1 – The Swedish Central Bank has tried to slow things down – they have raised Capital Requirements for Bank lending, lowered the Loan to Value maximum for new borrowers and called for the phasing out of tax relief on mortgage debt. But political considerations (the minority government faces a general election in 2018), has so far created paralysis, but many are now seeing the writing on the wall. The SEB House price indicator fell sharply in October 2017, and again (to -5) in November and the number of Swedish households expecting prices to fall has gone from 16% in October to 41% in December. Interestingly, this sentiment is mirrored in Ireland, where 38% of respondents think property prices will crash.

2 – Looking at the UK, the average house price is now nearly 8 times the average wage (around £28,000 as of 2017), but much worse in London, where prices are considerably higher. Thus far, according to Rightmove, (a UK property website), prices have risen by around 0.7% in January, but sales have dropped 5.5% on the year. With affordability being stretched by falling incomes and rising inflation, (which is still above 3% compared with a 2% annual target), the time taken to sell a property has also risen to 67 days (from 55 days last summer). Estate agents expect “broadly flat” values in 2018 (as they nearly always do), but absent yet more credit growth it is hard to see a return to the days of 2005-06.

3 – In Ireland the position is complicated by Brexit – Dublin commercial property prices (and rents) have been boosted by the potential influx of Bankers moving to Ireland to escape tougher regulations in the event of the UK being outside the EU; building, and office take-up have risen, whilst vacancy rates in the city have fallen to 4.5%. Last year, average rents rose 13.5% year-on-year leaving rental yields between 6-8% per annum, far above the 1% available on bank deposits. The elevated level of cash-only transactions (see above), makes it hard for the authorities to do much about it, at least in the short-term.

4 – Both Central Banks and politicians across the globe, have moved to convince Investors that there is no need for alarm. But the Australian market may be a blueprint for the near future. As the ratio of the Housing market to GDP has surged to over 4 times, price rises have slowed to just 4% p.a. (half the growth of 2015) and actually fell in December 2017 (0.3%), the first response has been to set up an Inquiry into the Banks conduct. How this will address the real issues remains unclear, but it provides cover for both politicians and Central Bankers to avoid their share of the blame – nobody loves the banks anyway….

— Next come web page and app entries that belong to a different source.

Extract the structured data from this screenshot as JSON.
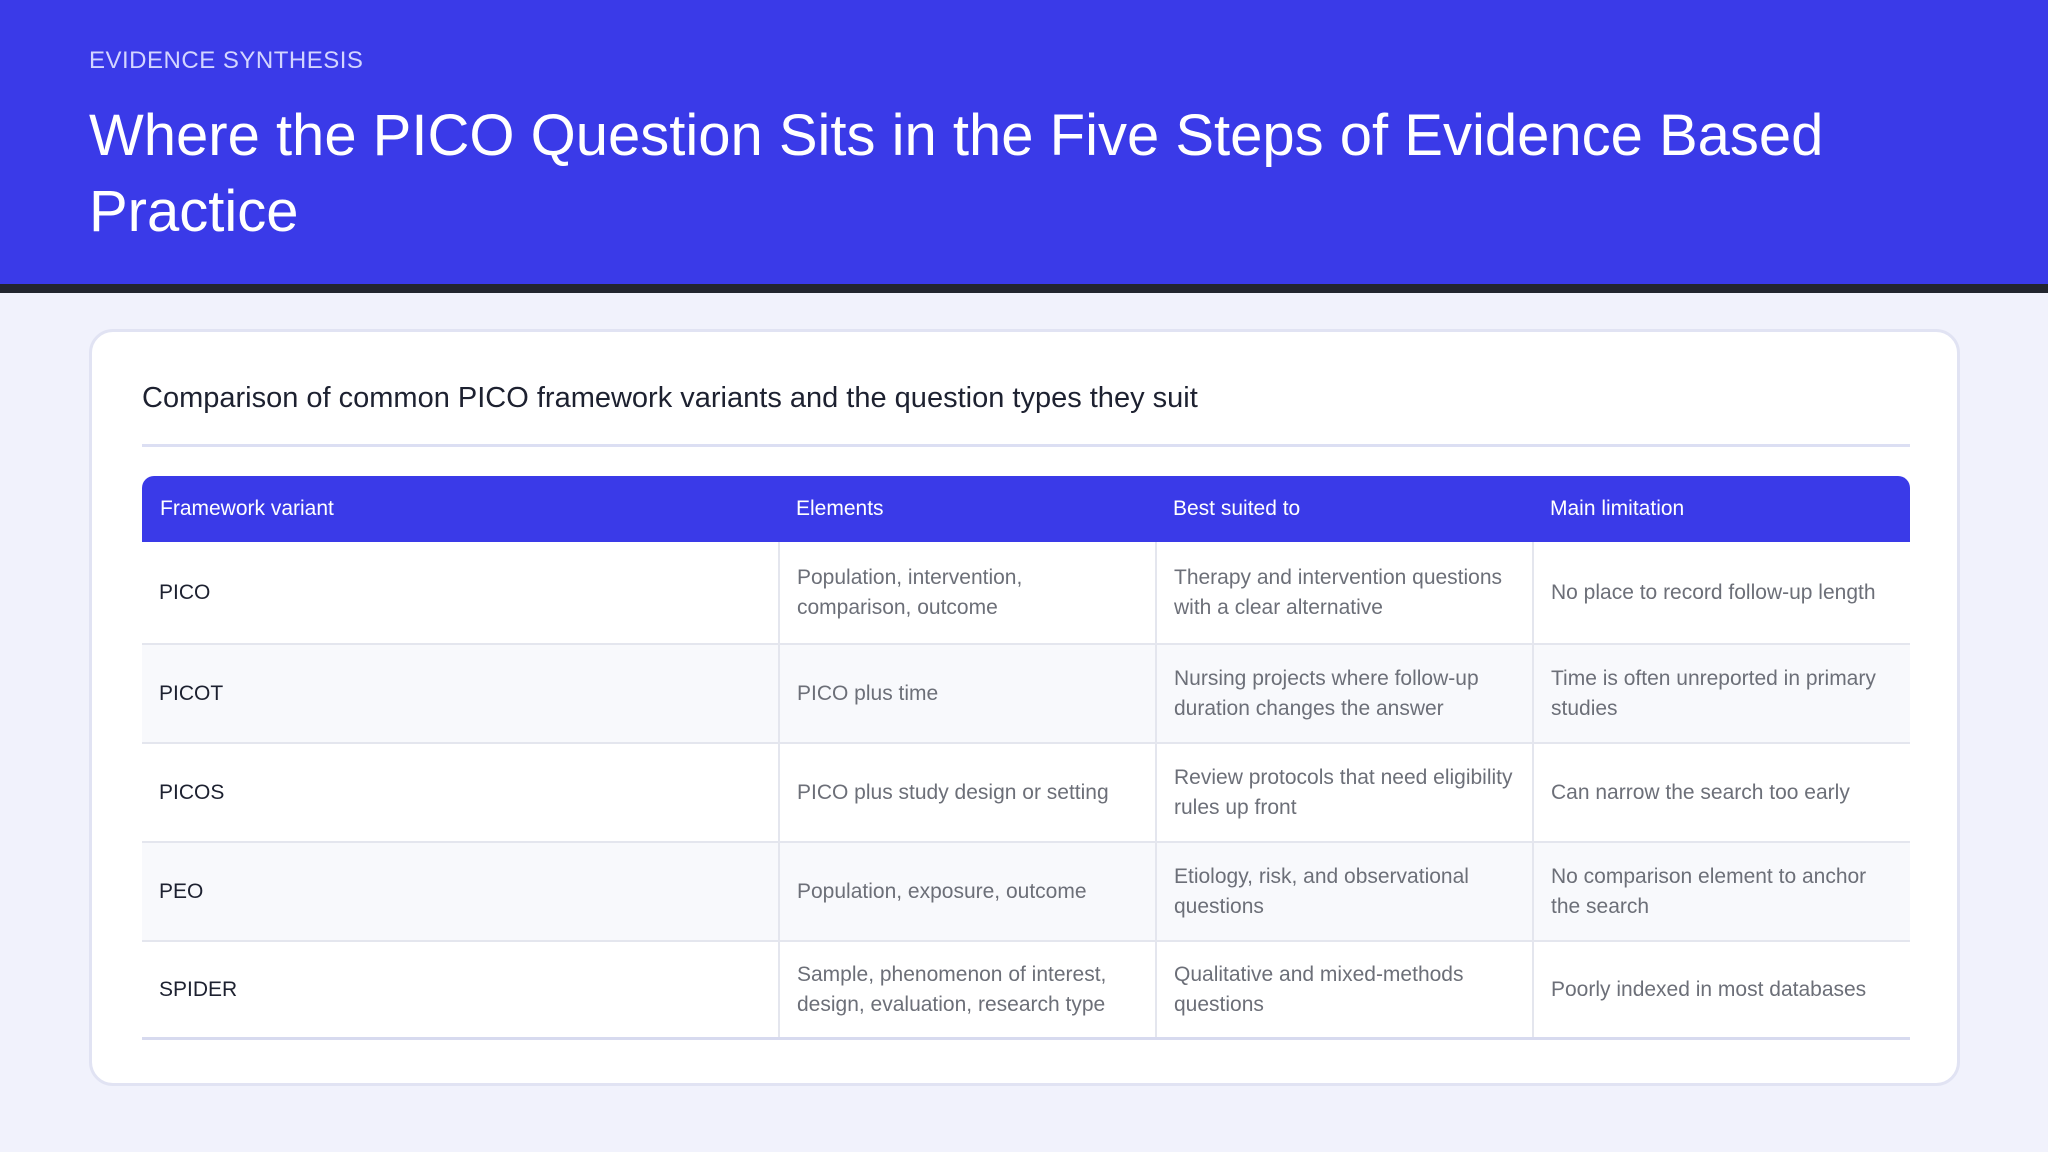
{
  "header": {
    "eyebrow": "EVIDENCE SYNTHESIS",
    "title": "Where the PICO Question Sits in the Five Steps of Evidence Based Practice"
  },
  "card": {
    "title": "Comparison of common PICO framework variants and the question types they suit"
  },
  "table": {
    "columns": [
      "Framework variant",
      "Elements",
      "Best suited to",
      "Main limitation"
    ],
    "rows": [
      [
        "PICO",
        "Population, intervention, comparison, outcome",
        "Therapy and intervention questions with a clear alternative",
        "No place to record follow-up length"
      ],
      [
        "PICOT",
        "PICO plus time",
        "Nursing projects where follow-up duration changes the answer",
        "Time is often unreported in primary studies"
      ],
      [
        "PICOS",
        "PICO plus study design or setting",
        "Review protocols that need eligibility rules up front",
        "Can narrow the search too early"
      ],
      [
        "PEO",
        "Population, exposure, outcome",
        "Etiology, risk, and observational questions",
        "No comparison element to anchor the search"
      ],
      [
        "SPIDER",
        "Sample, phenomenon of interest, design, evaluation, research type",
        "Qualitative and mixed-methods questions",
        "Poorly indexed in most databases"
      ]
    ]
  },
  "colors": {
    "accent": "#3a3ae8",
    "header_rule": "#22252e",
    "page_background": "#f1f2fc"
  }
}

Nothing provokes more heated discussion (both personally and professionally) than the subject of house prices, people’s perception of what is going to happen is governed to a considerable extent by what they hope will happen. The chart below may be a roadmap for the future, though how far along this path we are may well depend on the individual region/market. But there is little doubt that we are closer to the right-hand side of the chart than the left. Getting out at the top is very unlikely however and investors may well forfeit substantial gains if they sell early, as many have advised over the last decade or so. We all need somewhere to live, so unless there is an attractive park bench available in your area, it may be better to avoid trying to time the market altogether – ask yourself, what do you know about the property market and future prices that everyone else doesn’t? In my case, the answer is very little…

Stylised view of how a Bubble progresses:

Stages bubble

This article was originally published in the free investment publication for investors, The FM Report – Sharing Experts’ Insights to Investors.